3,000 single pictures hanging from a tree tied with a red thread: this is The Family Tree - l'Albero genio-logico, by Davide Bazzerla, now in Treviso

Treviso, December 24, 2012. I created in Treviso his first Family Tree, an urban installation which celebrates the associative power of the images and reflects upon the relation between digital image and material content.
I covered the whole tree by 3,000 single pictures, all different and all in black and white, tied with a unique red thread. Those 3,000 pictures are the result of my one-year long visual research published on my Facebook profile and on my photo-blog. Each picture is linked to the following one by some association, evocation, some visual or oneiric resonance. They can be seen on the web following this linear narration. Here on the Family Tree they appear simultaneously as a cloud. They can be approached, browsed and also taken away. They don’t belong to me, I’m using them as emotional triggers, designing a new emotional language.
The conceptual fil rouge on the virtual album is here an actual cotton red thread that ties around these cascades of pictures on each single branch of the tree. From a distance, the whole tree seems to be clothed by a texture of black and white paper leaves that softly vibrates at the least breath.

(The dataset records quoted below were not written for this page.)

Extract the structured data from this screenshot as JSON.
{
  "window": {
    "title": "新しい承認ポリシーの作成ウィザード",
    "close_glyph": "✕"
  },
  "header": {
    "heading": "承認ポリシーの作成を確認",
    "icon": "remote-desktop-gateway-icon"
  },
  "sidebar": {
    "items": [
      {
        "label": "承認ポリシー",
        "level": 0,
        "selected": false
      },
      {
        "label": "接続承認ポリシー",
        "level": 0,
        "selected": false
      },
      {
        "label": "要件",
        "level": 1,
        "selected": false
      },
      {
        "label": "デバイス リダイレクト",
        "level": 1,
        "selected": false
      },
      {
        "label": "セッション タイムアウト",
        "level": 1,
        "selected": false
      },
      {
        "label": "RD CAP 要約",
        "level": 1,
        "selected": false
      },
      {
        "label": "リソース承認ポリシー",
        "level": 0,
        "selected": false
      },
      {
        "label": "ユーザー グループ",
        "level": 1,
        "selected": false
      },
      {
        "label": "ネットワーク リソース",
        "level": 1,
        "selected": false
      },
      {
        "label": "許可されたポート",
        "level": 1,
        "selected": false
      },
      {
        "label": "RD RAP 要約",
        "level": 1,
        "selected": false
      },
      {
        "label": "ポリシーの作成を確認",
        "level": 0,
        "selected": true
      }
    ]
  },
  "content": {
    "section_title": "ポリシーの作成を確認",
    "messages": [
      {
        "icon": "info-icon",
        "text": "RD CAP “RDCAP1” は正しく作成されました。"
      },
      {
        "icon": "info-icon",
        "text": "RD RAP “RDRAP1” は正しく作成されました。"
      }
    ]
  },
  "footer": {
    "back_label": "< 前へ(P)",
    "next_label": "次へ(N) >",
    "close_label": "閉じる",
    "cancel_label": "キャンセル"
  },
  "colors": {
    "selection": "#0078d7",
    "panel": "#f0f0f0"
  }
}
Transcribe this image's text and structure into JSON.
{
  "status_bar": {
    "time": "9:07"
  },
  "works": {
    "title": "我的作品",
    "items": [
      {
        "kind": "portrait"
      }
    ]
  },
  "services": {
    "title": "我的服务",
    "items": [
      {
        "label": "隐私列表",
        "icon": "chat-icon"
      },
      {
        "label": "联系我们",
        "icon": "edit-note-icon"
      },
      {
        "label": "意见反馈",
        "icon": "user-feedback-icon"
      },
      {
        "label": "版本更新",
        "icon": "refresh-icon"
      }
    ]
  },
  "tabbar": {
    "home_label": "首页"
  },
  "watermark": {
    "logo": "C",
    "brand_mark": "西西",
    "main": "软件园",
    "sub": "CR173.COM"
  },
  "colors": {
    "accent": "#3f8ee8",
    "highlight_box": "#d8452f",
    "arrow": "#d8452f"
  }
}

“Davide Bazzerla questions two main issues – says curator Giovanni Flore. One is how we experience the world of imagery on the web. We see, create, publish, post, manipulate, subvert, store thousands of images. This inflation makes our attention ephemeral and associative rather than cognitive. Back to paper is a way to fix that experience in a longer moment, giving strength to the material power of each single image. The second issue is about authorship. Those pictures do not belong to the creator but also they lost their own authors or owners. They are in somebody else’s hands”.

All pictures are printed on recycled paper, in black and white. The artwork is fully sustainable and the cotton red thread do not cause any harm to the tree. The Family Tree is the first of a series of installations of that kind in other urban locations. The exhibition is curated by Giovanni Flore in co-operation with Galleria XYZ, Musei Civici di Santa Caterina and Comune di Treviso.

Contacts:
Giovanni Flore, mobile: 335 1510873, email: giovanni.flore@libero.it